(Excerpts from a dataset)
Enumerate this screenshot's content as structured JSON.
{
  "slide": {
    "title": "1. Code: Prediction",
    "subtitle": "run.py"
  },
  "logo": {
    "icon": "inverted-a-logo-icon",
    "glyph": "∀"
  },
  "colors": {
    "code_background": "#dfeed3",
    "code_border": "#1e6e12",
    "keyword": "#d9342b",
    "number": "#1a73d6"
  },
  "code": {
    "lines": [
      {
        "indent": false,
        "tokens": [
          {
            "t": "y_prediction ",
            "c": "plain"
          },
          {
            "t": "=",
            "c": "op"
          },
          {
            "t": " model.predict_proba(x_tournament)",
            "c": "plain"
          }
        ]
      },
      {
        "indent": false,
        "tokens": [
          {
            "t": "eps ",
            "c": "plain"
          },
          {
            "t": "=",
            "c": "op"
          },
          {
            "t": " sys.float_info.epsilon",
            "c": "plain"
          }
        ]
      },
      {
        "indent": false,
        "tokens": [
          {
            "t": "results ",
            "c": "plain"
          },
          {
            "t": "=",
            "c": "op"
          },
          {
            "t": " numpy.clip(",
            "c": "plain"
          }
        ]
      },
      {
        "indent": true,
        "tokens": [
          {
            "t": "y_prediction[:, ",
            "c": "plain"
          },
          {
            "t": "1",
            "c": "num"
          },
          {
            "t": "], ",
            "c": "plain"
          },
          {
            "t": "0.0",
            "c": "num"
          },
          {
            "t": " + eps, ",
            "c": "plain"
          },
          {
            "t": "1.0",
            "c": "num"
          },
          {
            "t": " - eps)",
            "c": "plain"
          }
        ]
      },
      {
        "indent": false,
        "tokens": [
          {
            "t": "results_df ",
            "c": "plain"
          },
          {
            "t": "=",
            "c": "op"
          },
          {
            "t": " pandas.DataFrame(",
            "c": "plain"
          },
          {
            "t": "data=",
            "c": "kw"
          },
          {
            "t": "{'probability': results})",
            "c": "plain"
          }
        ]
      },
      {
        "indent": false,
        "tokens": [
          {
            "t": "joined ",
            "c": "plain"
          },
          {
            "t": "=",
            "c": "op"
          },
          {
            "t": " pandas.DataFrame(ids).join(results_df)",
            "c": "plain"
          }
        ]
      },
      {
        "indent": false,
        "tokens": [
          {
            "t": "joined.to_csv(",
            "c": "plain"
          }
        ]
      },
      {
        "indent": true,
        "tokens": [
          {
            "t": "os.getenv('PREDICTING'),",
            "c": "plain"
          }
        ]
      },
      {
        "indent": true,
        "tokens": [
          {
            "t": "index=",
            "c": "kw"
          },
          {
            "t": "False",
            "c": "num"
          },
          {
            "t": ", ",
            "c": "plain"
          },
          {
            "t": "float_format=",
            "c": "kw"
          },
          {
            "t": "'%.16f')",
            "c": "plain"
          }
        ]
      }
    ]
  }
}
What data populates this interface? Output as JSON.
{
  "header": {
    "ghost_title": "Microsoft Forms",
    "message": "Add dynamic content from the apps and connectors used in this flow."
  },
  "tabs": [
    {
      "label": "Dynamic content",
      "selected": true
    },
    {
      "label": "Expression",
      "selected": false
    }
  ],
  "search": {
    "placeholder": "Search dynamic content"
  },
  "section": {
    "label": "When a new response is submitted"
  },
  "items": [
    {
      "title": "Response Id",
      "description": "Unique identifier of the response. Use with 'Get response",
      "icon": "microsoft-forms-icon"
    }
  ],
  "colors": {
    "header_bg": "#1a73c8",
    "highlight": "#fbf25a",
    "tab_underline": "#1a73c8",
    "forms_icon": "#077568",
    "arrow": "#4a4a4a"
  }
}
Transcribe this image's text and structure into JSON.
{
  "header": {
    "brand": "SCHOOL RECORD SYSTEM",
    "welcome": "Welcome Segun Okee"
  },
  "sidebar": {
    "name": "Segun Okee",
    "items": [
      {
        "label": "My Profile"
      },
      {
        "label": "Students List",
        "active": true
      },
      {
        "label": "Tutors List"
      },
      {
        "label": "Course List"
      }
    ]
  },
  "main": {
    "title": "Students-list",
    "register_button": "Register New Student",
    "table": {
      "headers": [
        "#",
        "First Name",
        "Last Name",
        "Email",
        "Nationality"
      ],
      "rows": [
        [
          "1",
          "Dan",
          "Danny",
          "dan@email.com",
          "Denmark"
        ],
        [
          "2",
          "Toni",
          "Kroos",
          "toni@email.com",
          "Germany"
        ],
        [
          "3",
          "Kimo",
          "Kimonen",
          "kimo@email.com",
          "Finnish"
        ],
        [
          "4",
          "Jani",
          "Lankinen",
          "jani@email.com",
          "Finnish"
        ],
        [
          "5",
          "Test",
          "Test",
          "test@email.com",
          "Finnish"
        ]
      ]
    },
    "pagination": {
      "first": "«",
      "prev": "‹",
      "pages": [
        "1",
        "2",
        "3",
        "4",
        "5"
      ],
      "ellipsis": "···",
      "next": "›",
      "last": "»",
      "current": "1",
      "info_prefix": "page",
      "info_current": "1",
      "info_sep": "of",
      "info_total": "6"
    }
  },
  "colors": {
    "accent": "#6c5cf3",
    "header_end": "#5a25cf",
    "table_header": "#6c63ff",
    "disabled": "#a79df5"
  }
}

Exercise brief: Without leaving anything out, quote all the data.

Solution to this task:
Enumerate this screenshot's content as structured JSON.
{
  "slide": {
    "title": "1. Code: Prediction",
    "subtitle": "run.py"
  },
  "logo": {
    "icon": "inverted-a-logo-icon",
    "glyph": "∀"
  },
  "colors": {
    "code_background": "#dfeed3",
    "code_border": "#1e6e12",
    "keyword": "#d9342b",
    "number": "#1a73d6"
  },
  "code": {
    "lines": [
      {
        "indent": false,
        "tokens": [
          {
            "t": "y_prediction ",
            "c": "plain"
          },
          {
            "t": "=",
            "c": "op"
          },
          {
            "t": " model.predict_proba(x_tournament)",
            "c": "plain"
          }
        ]
      },
      {
        "indent": false,
        "tokens": [
          {
            "t": "eps ",
            "c": "plain"
          },
          {
            "t": "=",
            "c": "op"
          },
          {
            "t": " sys.float_info.epsilon",
            "c": "plain"
          }
        ]
      },
      {
        "indent": false,
        "tokens": [
          {
            "t": "results ",
            "c": "plain"
          },
          {
            "t": "=",
            "c": "op"
          },
          {
            "t": " numpy.clip(",
            "c": "plain"
          }
        ]
      },
      {
        "indent": true,
        "tokens": [
          {
            "t": "y_prediction[:, ",
            "c": "plain"
          },
          {
            "t": "1",
            "c": "num"
          },
          {
            "t": "], ",
            "c": "plain"
          },
          {
            "t": "0.0",
            "c": "num"
          },
          {
            "t": " + eps, ",
            "c": "plain"
          },
          {
            "t": "1.0",
            "c": "num"
          },
          {
            "t": " - eps)",
            "c": "plain"
          }
        ]
      },
      {
        "indent": false,
        "tokens": [
          {
            "t": "results_df ",
            "c": "plain"
          },
          {
            "t": "=",
            "c": "op"
          },
          {
            "t": " pandas.DataFrame(",
            "c": "plain"
          },
          {
            "t": "data=",
            "c": "kw"
          },
          {
            "t": "{'probability': results})",
            "c": "plain"
          }
        ]
      },
      {
        "indent": false,
        "tokens": [
          {
            "t": "joined ",
            "c": "plain"
          },
          {
            "t": "=",
            "c": "op"
          },
          {
            "t": " pandas.DataFrame(ids).join(results_df)",
            "c": "plain"
          }
        ]
      },
      {
        "indent": false,
        "tokens": [
          {
            "t": "joined.to_csv(",
            "c": "plain"
          }
        ]
      },
      {
        "indent": true,
        "tokens": [
          {
            "t": "os.getenv('PREDICTING'),",
            "c": "plain"
          }
        ]
      },
      {
        "indent": true,
        "tokens": [
          {
            "t": "index=",
            "c": "kw"
          },
          {
            "t": "False",
            "c": "num"
          },
          {
            "t": ", ",
            "c": "plain"
          },
          {
            "t": "float_format=",
            "c": "kw"
          },
          {
            "t": "'%.16f')",
            "c": "plain"
          }
        ]
      }
    ]
  }
}
What data populates this interface? Output as JSON.
{
  "header": {
    "ghost_title": "Microsoft Forms",
    "message": "Add dynamic content from the apps and connectors used in this flow."
  },
  "tabs": [
    {
      "label": "Dynamic content",
      "selected": true
    },
    {
      "label": "Expression",
      "selected": false
    }
  ],
  "search": {
    "placeholder": "Search dynamic content"
  },
  "section": {
    "label": "When a new response is submitted"
  },
  "items": [
    {
      "title": "Response Id",
      "description": "Unique identifier of the response. Use with 'Get response",
      "icon": "microsoft-forms-icon"
    }
  ],
  "colors": {
    "header_bg": "#1a73c8",
    "highlight": "#fbf25a",
    "tab_underline": "#1a73c8",
    "forms_icon": "#077568",
    "arrow": "#4a4a4a"
  }
}
Transcribe this image's text and structure into JSON.
{
  "header": {
    "brand": "SCHOOL RECORD SYSTEM",
    "welcome": "Welcome Segun Okee"
  },
  "sidebar": {
    "name": "Segun Okee",
    "items": [
      {
        "label": "My Profile"
      },
      {
        "label": "Students List",
        "active": true
      },
      {
        "label": "Tutors List"
      },
      {
        "label": "Course List"
      }
    ]
  },
  "main": {
    "title": "Students-list",
    "register_button": "Register New Student",
    "table": {
      "headers": [
        "#",
        "First Name",
        "Last Name",
        "Email",
        "Nationality"
      ],
      "rows": [
        [
          "1",
          "Dan",
          "Danny",
          "dan@email.com",
          "Denmark"
        ],
        [
          "2",
          "Toni",
          "Kroos",
          "toni@email.com",
          "Germany"
        ],
        [
          "3",
          "Kimo",
          "Kimonen",
          "kimo@email.com",
          "Finnish"
        ],
        [
          "4",
          "Jani",
          "Lankinen",
          "jani@email.com",
          "Finnish"
        ],
        [
          "5",
          "Test",
          "Test",
          "test@email.com",
          "Finnish"
        ]
      ]
    },
    "pagination": {
      "first": "«",
      "prev": "‹",
      "pages": [
        "1",
        "2",
        "3",
        "4",
        "5"
      ],
      "ellipsis": "···",
      "next": "›",
      "last": "»",
      "current": "1",
      "info_prefix": "page",
      "info_current": "1",
      "info_sep": "of",
      "info_total": "6"
    }
  },
  "colors": {
    "accent": "#6c5cf3",
    "header_end": "#5a25cf",
    "table_header": "#6c63ff",
    "disabled": "#a79df5"
  }
}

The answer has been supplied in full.